> [Problem description] When a line in the records includes the string "автомобилей", it goes into the tally; report that tally alone.

===== Data supplied =====

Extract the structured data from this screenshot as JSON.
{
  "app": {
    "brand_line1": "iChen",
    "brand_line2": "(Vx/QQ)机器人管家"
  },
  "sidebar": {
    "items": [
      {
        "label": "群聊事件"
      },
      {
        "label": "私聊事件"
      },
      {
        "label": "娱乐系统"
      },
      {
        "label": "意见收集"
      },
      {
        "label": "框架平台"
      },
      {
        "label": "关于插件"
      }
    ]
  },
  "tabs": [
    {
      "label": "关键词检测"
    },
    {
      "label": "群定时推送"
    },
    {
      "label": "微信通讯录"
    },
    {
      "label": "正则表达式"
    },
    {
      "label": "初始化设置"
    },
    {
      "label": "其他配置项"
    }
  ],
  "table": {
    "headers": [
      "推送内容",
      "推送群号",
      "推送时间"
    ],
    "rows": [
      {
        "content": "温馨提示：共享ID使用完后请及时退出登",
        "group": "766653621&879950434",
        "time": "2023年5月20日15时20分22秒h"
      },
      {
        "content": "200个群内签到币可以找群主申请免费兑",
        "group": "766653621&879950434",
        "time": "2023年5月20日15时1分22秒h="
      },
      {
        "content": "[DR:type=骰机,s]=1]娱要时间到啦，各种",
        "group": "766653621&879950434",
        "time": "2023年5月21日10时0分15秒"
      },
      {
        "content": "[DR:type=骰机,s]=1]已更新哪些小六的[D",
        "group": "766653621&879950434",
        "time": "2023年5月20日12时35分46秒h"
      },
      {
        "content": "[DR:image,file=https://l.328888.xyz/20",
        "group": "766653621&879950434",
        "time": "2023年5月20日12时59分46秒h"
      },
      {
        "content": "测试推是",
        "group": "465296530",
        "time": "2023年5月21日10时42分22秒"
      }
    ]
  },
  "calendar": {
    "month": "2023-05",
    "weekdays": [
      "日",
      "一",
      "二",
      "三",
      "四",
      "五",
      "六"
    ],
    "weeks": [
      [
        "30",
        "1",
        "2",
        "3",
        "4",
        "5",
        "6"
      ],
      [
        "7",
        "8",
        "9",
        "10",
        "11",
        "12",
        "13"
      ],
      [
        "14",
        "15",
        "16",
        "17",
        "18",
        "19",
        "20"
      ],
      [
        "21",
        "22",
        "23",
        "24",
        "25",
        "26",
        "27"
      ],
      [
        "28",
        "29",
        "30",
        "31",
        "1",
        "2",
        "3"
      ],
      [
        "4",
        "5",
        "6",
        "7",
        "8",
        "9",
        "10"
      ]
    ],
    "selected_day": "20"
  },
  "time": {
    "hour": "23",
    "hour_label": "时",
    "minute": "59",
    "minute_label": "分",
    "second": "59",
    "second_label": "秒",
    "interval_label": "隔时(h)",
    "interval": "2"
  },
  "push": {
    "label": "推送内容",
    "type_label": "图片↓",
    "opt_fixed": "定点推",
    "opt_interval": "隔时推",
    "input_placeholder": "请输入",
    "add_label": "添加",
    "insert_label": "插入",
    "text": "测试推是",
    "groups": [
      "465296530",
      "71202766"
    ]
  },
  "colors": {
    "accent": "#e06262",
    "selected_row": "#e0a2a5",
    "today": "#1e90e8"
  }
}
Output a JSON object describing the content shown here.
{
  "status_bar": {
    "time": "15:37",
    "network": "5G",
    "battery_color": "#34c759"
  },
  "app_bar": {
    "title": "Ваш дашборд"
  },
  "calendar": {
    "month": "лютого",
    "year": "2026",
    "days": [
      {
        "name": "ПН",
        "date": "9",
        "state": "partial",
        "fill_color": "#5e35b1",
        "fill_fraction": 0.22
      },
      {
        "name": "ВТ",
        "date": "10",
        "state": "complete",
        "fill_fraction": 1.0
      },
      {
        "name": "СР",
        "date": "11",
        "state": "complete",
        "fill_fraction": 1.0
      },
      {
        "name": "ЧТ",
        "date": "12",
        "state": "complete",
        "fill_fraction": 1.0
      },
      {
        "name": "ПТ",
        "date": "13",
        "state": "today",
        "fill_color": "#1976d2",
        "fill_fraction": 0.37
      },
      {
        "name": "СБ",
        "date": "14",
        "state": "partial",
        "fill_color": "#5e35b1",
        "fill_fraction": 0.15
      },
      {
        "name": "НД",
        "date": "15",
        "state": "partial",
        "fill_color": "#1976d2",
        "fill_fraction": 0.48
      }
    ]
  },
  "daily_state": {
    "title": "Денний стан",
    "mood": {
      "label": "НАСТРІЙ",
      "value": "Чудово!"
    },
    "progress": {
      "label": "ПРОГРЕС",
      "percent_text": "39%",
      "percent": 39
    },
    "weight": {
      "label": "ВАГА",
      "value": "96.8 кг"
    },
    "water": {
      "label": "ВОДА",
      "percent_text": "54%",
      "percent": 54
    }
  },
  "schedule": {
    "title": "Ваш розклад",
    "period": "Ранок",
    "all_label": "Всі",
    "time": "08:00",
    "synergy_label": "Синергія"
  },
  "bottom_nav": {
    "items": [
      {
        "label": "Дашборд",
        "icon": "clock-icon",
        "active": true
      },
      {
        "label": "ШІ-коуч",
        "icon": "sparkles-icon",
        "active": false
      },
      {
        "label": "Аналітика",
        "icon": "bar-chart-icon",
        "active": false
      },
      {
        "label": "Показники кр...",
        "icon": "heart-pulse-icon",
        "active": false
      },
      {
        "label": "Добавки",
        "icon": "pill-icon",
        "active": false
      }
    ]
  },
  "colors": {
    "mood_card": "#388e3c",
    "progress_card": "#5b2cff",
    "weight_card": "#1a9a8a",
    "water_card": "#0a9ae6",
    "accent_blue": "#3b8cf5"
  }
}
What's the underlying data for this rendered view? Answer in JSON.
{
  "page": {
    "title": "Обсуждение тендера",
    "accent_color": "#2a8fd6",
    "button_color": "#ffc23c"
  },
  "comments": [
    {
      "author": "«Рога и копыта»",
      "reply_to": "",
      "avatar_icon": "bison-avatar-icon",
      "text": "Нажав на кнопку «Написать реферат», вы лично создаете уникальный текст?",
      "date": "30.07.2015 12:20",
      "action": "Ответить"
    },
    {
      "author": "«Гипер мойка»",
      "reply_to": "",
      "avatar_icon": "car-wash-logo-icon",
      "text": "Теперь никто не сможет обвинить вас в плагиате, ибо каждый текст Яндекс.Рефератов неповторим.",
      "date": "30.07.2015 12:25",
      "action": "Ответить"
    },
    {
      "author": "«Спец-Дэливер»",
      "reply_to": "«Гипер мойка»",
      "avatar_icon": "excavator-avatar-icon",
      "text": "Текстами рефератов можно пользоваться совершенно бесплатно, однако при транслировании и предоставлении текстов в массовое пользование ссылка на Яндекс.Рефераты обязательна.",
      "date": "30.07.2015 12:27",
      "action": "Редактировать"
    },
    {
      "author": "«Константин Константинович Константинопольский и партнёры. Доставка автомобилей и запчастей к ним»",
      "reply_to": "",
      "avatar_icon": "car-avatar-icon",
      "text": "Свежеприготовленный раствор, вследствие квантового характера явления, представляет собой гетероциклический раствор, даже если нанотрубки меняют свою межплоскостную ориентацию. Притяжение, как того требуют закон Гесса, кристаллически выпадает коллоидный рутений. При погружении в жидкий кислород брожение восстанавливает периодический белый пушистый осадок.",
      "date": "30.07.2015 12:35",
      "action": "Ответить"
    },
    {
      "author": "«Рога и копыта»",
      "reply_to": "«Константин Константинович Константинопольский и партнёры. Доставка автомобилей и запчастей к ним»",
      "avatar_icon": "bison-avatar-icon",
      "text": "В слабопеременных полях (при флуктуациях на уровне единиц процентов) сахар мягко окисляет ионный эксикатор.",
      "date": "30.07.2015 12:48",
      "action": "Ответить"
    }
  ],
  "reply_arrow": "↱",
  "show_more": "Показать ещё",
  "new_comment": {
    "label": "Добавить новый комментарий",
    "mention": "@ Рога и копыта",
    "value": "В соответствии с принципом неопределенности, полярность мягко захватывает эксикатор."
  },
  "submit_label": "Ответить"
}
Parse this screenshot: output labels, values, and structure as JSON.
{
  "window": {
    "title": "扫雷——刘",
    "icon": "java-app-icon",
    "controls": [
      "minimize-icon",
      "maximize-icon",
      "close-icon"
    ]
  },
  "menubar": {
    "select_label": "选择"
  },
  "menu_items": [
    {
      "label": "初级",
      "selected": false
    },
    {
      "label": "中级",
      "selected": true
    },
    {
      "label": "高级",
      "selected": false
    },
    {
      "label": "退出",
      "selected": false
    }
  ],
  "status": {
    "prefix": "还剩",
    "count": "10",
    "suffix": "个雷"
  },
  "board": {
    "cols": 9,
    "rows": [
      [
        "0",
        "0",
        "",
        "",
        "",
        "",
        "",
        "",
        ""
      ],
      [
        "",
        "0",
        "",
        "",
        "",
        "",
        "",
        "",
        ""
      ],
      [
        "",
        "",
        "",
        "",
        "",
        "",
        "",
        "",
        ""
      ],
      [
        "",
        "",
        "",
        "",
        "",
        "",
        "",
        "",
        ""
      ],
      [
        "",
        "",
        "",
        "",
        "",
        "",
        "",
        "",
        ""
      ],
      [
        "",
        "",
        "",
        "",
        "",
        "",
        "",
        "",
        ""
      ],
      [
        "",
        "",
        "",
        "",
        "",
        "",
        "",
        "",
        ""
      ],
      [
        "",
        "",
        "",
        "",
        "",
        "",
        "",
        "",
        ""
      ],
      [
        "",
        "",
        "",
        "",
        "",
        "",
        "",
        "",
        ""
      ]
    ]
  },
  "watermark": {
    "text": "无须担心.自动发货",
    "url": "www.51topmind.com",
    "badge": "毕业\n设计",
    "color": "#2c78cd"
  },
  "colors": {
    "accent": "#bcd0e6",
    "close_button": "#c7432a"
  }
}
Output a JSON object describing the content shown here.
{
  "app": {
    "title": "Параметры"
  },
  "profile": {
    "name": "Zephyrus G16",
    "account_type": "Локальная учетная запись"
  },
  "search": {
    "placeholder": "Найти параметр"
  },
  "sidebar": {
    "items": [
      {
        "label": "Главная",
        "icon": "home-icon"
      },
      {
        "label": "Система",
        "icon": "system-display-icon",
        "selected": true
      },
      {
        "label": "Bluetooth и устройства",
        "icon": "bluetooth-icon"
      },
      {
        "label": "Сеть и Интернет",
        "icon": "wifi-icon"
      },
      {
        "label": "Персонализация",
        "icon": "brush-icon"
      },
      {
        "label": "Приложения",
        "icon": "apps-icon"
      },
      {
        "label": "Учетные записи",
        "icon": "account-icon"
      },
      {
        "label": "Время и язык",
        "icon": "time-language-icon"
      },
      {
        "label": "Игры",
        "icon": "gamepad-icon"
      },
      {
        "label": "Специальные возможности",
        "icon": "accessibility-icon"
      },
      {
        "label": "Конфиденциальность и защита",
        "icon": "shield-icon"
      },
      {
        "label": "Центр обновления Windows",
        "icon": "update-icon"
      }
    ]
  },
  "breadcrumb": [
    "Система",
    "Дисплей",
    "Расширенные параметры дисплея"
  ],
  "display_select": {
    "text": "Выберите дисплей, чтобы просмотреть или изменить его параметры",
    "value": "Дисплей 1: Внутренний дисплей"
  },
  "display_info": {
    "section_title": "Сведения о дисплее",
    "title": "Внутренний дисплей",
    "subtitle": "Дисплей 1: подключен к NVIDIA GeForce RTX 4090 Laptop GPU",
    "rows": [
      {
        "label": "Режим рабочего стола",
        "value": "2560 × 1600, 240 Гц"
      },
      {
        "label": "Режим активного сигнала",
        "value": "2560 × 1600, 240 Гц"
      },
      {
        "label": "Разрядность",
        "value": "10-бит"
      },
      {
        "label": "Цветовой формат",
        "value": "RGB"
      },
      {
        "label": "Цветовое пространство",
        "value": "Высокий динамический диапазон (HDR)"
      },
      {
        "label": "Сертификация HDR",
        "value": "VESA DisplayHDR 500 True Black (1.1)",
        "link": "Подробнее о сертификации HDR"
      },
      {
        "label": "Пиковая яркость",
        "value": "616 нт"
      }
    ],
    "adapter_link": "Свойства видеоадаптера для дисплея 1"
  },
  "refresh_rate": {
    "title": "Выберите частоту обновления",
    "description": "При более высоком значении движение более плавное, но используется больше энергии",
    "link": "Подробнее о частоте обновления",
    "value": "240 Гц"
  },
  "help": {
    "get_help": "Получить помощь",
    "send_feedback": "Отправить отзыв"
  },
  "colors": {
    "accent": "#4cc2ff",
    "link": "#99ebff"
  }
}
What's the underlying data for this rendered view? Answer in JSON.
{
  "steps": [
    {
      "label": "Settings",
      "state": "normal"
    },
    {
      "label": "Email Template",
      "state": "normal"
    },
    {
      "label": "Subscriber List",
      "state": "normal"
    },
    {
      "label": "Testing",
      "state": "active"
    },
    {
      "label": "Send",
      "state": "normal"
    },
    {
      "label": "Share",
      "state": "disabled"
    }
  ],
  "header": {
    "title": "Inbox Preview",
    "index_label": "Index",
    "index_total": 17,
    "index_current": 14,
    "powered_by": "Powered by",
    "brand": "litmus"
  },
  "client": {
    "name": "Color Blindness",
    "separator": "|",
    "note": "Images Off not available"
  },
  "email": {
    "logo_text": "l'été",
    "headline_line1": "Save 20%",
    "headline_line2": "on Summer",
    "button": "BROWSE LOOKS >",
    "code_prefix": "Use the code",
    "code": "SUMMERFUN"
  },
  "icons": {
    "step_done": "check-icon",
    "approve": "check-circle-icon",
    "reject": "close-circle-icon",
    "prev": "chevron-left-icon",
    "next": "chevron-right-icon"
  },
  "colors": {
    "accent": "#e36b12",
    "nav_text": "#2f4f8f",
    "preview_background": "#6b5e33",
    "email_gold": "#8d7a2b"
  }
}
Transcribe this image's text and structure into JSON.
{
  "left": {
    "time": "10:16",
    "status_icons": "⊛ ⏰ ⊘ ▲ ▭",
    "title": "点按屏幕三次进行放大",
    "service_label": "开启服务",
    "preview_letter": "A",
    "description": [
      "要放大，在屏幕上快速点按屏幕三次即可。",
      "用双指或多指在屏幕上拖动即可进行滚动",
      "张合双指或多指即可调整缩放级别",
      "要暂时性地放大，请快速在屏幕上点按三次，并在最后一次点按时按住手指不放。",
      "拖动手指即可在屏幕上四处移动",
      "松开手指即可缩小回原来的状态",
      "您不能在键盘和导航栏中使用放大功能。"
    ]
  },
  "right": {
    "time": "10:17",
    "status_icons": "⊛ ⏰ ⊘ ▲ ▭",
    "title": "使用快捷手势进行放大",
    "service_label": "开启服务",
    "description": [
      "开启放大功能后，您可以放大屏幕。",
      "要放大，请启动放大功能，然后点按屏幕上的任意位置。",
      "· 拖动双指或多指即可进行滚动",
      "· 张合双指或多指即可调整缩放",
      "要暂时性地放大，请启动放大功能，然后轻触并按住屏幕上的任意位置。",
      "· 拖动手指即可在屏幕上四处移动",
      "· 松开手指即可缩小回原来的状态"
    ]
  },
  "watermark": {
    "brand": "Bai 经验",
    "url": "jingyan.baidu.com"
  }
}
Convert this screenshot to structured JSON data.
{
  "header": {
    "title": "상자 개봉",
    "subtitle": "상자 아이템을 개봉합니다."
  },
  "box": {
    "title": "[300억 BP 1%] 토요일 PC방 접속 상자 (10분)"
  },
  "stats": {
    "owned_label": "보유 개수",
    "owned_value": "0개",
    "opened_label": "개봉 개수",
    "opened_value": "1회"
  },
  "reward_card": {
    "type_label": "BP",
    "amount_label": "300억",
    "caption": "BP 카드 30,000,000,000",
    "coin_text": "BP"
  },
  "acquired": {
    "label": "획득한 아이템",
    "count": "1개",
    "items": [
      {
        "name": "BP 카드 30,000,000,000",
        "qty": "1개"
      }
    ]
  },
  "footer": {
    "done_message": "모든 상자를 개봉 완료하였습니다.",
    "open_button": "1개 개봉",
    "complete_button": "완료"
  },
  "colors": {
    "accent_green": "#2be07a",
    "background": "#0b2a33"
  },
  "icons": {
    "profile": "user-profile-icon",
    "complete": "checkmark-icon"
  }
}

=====

> [Reply to the exercise] 2